* _BRIEF_
Lines containing the string "false": how many are there below? Answer with the number only.
### SOURCE MATERIAL ###
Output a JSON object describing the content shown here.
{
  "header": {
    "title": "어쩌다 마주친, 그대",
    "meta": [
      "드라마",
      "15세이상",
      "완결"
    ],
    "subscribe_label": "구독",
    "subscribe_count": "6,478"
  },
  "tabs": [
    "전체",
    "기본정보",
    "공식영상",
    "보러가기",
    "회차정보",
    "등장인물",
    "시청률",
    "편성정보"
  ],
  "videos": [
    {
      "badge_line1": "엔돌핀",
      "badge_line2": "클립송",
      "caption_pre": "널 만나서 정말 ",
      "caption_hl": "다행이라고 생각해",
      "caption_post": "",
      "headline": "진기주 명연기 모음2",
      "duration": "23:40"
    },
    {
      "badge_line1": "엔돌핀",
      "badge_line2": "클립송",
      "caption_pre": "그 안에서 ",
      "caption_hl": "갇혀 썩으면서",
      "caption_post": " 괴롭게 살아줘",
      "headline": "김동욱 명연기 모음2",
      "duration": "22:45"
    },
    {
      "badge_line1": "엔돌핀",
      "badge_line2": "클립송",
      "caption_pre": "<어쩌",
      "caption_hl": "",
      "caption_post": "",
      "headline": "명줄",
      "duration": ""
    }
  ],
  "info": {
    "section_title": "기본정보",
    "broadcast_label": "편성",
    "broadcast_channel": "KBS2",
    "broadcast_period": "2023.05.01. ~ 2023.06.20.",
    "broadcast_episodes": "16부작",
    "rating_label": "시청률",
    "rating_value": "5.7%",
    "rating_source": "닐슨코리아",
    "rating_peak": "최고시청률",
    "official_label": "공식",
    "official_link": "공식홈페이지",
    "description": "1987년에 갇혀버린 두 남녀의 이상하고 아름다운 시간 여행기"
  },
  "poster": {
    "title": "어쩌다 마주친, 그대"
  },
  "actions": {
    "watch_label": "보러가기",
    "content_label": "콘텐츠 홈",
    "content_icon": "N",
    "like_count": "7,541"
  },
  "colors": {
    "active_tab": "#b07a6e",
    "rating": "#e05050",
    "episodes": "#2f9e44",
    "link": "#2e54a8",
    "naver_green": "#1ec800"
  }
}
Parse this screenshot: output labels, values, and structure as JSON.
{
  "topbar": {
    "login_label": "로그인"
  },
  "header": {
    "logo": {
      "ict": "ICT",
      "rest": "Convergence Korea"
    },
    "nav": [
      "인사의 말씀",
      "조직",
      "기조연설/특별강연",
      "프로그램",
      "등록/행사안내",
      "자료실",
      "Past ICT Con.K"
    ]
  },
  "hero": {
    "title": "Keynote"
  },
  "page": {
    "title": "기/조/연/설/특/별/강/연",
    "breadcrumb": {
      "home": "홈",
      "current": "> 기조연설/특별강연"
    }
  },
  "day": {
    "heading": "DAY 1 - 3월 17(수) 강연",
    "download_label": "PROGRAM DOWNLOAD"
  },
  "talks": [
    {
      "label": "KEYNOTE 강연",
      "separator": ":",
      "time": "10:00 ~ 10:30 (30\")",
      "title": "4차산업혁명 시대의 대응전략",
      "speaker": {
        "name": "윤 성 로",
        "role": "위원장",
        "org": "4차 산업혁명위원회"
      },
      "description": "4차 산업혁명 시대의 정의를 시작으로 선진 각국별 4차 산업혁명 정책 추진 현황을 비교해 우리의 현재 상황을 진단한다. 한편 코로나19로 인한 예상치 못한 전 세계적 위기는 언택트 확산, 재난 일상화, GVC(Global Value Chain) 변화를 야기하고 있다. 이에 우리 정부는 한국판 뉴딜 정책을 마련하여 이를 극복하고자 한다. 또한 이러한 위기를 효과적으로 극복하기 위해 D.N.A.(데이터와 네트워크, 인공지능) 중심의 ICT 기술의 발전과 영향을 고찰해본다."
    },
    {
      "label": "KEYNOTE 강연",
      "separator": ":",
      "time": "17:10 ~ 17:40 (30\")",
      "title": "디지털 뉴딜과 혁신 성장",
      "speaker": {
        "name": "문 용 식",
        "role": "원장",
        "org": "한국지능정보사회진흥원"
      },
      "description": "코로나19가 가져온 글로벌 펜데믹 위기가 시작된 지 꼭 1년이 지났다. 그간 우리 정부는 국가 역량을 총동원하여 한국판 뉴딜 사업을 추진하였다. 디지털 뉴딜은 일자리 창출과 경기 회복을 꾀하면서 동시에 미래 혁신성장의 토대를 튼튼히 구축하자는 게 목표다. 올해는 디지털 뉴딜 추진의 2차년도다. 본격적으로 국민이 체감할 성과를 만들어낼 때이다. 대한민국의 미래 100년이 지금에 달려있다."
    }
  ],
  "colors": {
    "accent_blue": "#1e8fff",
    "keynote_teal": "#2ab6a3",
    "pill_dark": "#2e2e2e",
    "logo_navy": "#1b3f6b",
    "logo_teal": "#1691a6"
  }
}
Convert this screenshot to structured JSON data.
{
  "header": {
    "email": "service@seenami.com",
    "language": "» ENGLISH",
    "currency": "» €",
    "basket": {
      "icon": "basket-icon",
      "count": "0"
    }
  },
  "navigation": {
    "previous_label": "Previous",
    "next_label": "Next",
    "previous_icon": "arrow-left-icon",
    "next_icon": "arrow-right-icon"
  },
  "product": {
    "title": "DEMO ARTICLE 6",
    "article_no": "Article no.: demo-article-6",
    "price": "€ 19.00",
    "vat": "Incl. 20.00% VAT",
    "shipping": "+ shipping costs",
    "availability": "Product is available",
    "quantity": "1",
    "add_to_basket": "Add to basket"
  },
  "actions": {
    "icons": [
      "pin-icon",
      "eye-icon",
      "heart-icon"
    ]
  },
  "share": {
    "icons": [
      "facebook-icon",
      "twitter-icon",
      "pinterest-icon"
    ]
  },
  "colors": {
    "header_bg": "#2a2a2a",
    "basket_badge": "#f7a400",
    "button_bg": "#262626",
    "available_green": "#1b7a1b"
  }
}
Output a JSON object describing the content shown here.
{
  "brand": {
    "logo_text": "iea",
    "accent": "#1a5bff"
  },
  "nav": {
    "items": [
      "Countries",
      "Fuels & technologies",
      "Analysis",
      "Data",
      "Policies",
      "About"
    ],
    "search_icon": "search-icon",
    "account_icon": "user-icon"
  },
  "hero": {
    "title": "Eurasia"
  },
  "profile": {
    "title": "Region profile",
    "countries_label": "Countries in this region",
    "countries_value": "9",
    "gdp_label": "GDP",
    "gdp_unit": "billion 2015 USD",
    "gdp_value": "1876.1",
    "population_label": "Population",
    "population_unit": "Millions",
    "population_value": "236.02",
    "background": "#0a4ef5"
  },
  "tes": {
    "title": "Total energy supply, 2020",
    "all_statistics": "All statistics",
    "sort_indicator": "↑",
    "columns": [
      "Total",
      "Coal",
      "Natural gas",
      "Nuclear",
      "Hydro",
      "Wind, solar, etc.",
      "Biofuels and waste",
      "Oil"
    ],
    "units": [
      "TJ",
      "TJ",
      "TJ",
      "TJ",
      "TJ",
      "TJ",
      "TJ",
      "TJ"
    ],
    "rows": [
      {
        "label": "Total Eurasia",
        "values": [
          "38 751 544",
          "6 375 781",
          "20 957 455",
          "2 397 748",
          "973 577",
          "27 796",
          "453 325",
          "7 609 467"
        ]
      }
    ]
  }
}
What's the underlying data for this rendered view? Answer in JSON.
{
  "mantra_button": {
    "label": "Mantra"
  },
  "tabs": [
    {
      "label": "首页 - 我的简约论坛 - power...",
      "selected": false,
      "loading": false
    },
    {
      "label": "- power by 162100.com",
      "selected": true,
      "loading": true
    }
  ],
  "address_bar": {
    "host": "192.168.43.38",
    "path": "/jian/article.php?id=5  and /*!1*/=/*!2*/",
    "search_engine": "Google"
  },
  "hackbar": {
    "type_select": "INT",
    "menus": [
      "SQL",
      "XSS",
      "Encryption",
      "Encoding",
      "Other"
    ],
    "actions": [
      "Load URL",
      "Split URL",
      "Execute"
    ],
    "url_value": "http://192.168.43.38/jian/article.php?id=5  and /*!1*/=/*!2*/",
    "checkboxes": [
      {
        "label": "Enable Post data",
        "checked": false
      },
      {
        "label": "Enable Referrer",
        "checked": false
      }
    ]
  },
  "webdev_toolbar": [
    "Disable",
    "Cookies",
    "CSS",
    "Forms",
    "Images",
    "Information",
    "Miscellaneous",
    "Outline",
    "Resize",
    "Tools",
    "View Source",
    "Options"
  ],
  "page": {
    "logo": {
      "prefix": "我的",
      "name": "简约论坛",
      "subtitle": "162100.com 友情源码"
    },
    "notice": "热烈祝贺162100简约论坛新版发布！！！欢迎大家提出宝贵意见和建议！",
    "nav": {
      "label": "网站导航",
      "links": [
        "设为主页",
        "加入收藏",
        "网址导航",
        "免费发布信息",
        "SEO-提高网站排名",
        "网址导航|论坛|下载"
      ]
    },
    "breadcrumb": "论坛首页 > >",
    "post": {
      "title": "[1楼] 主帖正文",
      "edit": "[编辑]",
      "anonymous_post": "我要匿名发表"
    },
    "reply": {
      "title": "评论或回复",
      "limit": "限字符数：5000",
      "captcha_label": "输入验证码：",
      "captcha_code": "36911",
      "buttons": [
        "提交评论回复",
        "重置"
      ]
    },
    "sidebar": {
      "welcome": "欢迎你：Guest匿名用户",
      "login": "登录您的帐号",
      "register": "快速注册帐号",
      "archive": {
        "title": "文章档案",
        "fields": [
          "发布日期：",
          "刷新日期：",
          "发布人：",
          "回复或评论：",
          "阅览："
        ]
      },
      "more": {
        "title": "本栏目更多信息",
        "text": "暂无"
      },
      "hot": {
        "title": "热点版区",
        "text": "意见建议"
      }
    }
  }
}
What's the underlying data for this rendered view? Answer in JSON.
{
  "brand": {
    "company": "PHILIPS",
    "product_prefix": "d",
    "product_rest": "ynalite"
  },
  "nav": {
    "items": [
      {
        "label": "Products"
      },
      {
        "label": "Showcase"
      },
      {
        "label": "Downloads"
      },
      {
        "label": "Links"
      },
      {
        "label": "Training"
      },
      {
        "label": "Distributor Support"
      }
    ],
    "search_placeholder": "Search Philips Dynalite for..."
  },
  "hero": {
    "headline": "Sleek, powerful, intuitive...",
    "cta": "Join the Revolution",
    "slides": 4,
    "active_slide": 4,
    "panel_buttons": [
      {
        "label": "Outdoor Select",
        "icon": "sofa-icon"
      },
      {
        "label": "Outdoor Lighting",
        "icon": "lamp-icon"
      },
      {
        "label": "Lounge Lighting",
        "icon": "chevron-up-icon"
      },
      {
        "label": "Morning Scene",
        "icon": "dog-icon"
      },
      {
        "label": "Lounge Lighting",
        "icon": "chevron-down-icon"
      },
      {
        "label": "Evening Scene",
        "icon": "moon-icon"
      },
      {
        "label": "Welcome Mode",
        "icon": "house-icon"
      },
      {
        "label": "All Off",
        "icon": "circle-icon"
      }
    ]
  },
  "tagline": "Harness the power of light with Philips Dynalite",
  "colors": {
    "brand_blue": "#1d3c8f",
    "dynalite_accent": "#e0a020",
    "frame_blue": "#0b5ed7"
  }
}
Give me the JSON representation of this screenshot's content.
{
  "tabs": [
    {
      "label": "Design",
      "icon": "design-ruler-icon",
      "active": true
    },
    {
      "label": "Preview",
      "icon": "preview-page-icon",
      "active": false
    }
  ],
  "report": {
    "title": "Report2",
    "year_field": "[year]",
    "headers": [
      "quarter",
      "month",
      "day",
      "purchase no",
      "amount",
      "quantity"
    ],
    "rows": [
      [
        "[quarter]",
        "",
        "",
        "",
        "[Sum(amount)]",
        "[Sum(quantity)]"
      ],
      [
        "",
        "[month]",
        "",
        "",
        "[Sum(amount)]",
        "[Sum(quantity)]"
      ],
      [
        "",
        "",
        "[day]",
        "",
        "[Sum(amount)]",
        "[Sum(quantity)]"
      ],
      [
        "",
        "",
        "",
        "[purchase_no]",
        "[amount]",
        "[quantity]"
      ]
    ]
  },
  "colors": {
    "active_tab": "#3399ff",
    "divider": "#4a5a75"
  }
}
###
* _SOLUTION TO THIS PROBLEM_
5